Data records section start

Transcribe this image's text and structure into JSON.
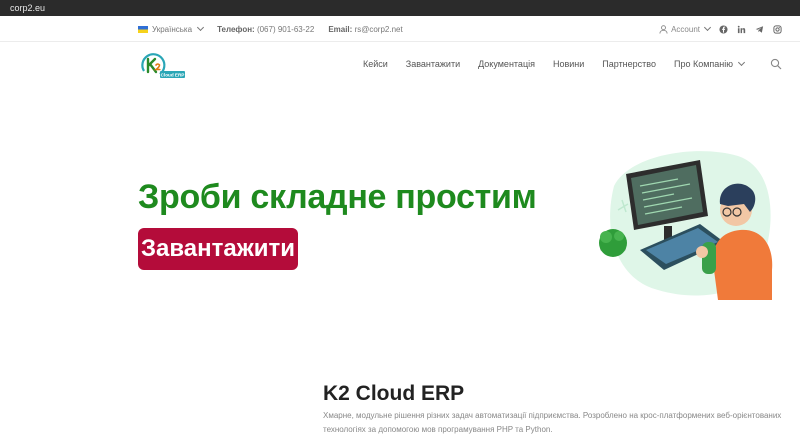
{
  "browser": {
    "url": "corp2.eu"
  },
  "topbar": {
    "language": "Українська",
    "phone_label": "Телефон:",
    "phone_value": "(067) 901-63-22",
    "email_label": "Email:",
    "email_value": "rs@corp2.net",
    "account_label": "Account"
  },
  "logo": {
    "text": "Cloud ERP"
  },
  "nav": {
    "items": [
      "Кейси",
      "Завантажити",
      "Документація",
      "Новини",
      "Партнерство",
      "Про Компанію"
    ]
  },
  "hero": {
    "title": "Зроби складне простим",
    "button_label": "Завантажити"
  },
  "about": {
    "title": "K2 Cloud ERP",
    "description": "Хмарне, модульне рішення різних задач автоматизації підприємства. Розроблено на крос-платформених веб-орієнтованих технологіях за допомогою мов програмування PHP та Python."
  },
  "colors": {
    "hero_title": "#1e8a1e",
    "button_bg": "#b40c3a",
    "illustration_bg": "#dff6e8"
  }
}
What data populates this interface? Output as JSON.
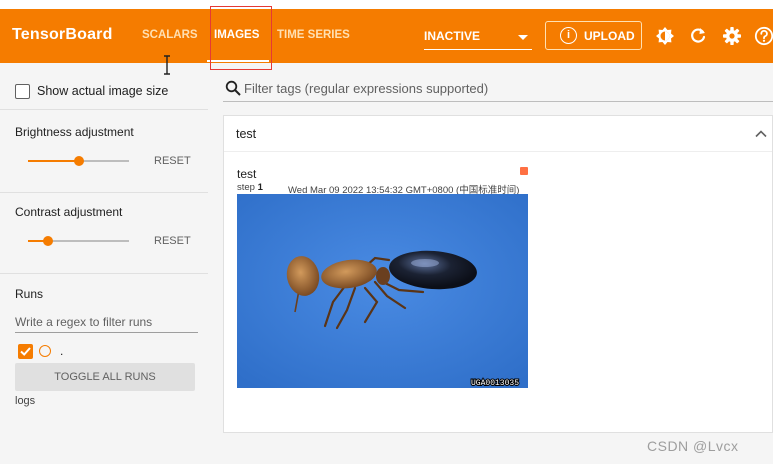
{
  "header": {
    "brand": "TensorBoard",
    "tabs": [
      {
        "label": "SCALARS",
        "active": false
      },
      {
        "label": "IMAGES",
        "active": true
      },
      {
        "label": "TIME SERIES",
        "active": false
      }
    ],
    "run_selector": "INACTIVE",
    "upload_label": "UPLOAD",
    "icons": [
      "brightness-icon",
      "refresh-icon",
      "settings-icon",
      "help-icon"
    ]
  },
  "sidebar": {
    "show_actual_size_label": "Show actual image size",
    "brightness": {
      "label": "Brightness adjustment",
      "reset": "RESET",
      "level": 0.5
    },
    "contrast": {
      "label": "Contrast adjustment",
      "reset": "RESET",
      "level": 0.2
    },
    "runs": {
      "label": "Runs",
      "filter_placeholder": "Write a regex to filter runs",
      "run_items": [
        {
          "name": ".",
          "checked": true
        }
      ],
      "toggle_label": "TOGGLE ALL RUNS",
      "logdir": "logs"
    }
  },
  "main": {
    "filter_placeholder": "Filter tags (regular expressions supported)",
    "card": {
      "title": "test",
      "image": {
        "title": "test",
        "step_label": "step",
        "step": "1",
        "timestamp": "Wed Mar 09 2022 13:54:32 GMT+0800 (中国标准时间)",
        "image_caption": "UGA0013035"
      }
    }
  },
  "watermark": "CSDN @Lvcx",
  "colors": {
    "accent": "#f57c00",
    "header_text": "#ffffff",
    "photo_bg": "#3d7fd8"
  }
}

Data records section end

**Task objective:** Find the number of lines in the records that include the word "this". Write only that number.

**Output:** 2